**Problem requirements**. Return each line of the records below in which the string "Hide" turns up.

[Stored data]

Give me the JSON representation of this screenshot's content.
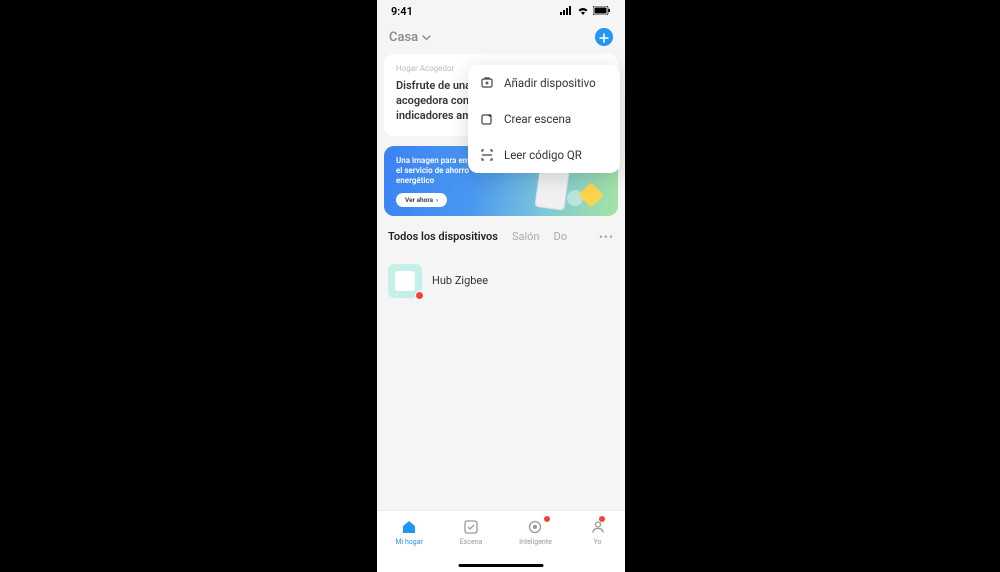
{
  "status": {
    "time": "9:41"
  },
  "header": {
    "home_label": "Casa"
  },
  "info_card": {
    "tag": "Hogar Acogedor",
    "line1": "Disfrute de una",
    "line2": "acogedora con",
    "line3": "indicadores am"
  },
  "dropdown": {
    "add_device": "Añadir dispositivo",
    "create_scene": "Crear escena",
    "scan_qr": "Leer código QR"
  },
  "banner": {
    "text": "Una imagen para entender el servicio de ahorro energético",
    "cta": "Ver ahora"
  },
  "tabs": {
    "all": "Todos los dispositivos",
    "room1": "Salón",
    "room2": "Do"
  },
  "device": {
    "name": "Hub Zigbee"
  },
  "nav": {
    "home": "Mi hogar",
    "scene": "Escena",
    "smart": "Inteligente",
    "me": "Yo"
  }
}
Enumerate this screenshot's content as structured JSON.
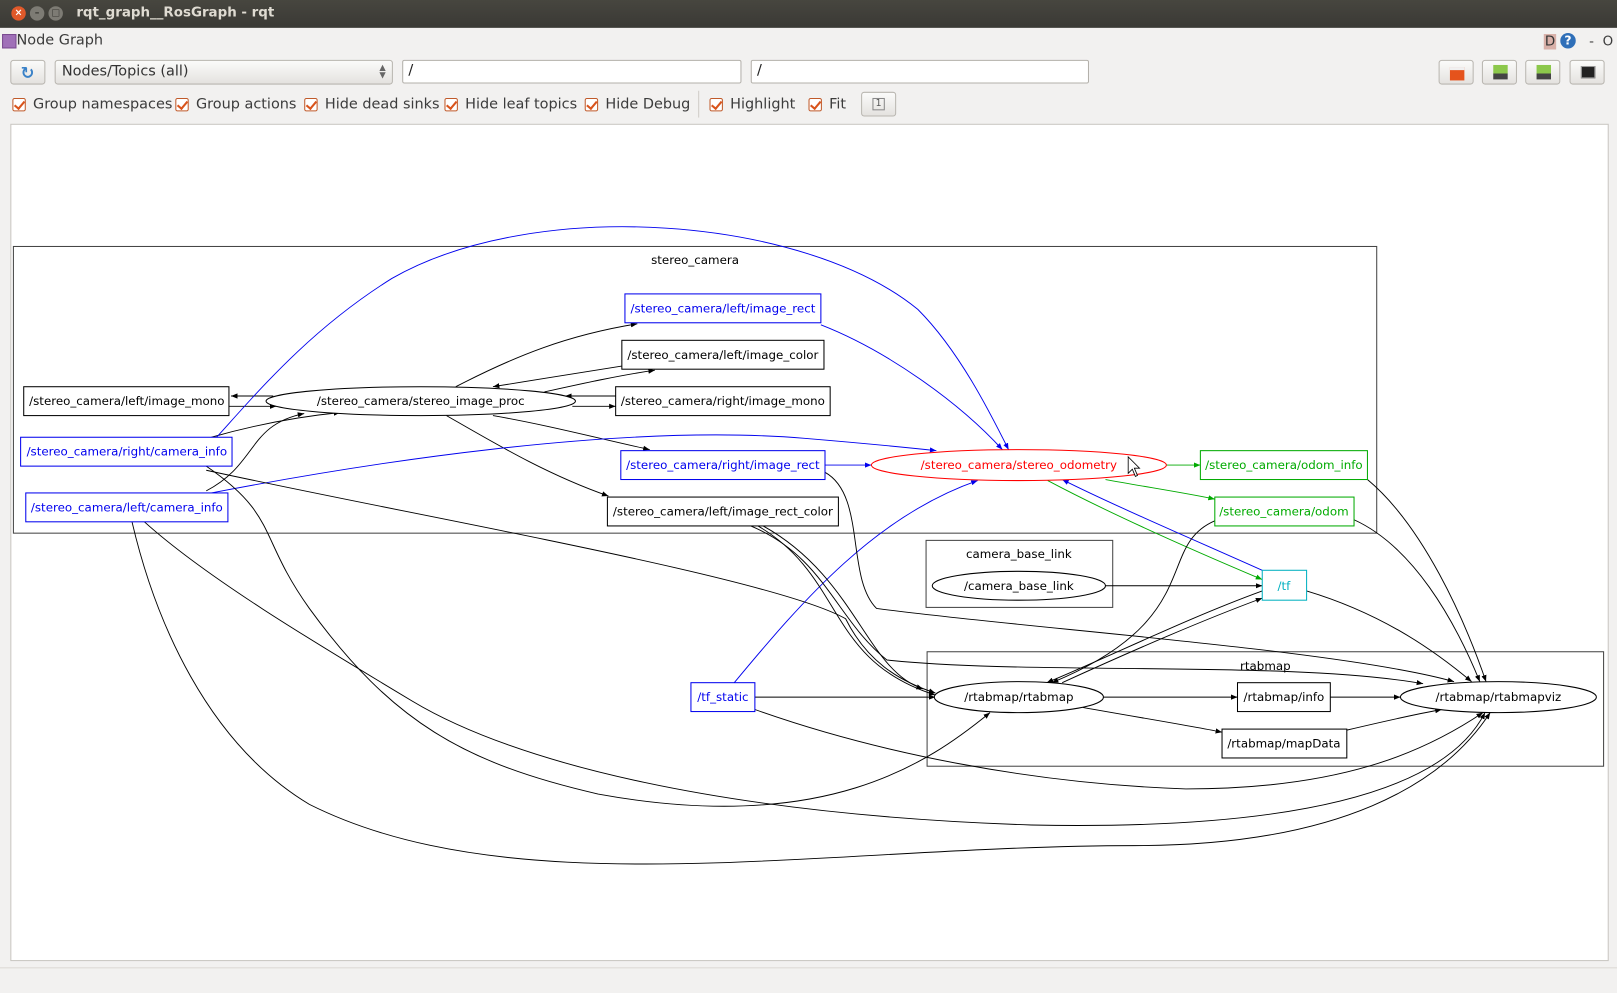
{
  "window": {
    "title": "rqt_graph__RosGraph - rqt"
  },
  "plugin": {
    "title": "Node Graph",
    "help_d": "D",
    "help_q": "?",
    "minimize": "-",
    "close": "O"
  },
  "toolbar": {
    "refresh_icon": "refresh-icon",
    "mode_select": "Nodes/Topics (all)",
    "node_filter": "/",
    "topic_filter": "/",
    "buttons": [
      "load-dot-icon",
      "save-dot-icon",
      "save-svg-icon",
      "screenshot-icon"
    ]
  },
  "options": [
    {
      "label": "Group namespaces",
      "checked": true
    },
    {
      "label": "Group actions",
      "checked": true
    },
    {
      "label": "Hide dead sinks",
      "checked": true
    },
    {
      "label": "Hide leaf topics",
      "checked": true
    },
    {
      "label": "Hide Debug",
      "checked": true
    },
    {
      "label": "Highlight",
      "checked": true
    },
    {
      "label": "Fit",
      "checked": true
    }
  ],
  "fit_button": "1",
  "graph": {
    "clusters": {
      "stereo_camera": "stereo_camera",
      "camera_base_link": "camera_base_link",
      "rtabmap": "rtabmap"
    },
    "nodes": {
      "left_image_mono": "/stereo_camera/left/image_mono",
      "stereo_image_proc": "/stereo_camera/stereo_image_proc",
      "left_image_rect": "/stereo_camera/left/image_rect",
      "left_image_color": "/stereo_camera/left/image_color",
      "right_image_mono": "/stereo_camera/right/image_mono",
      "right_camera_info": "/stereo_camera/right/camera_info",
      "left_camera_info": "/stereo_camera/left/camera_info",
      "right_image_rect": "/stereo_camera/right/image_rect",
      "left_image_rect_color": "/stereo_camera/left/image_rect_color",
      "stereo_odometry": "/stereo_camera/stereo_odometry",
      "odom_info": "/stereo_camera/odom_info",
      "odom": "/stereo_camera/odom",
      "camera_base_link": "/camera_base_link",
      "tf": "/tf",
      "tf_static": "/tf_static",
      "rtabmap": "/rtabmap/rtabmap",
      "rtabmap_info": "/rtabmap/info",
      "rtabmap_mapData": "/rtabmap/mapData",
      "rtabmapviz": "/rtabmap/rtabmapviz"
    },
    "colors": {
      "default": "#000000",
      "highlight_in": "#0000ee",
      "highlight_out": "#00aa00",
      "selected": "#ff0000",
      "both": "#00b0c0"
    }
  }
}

**Finished task**.
      "label": "Hide dead sinks",
      "label": "Hide leaf topics",
      "label": "Hide Debug",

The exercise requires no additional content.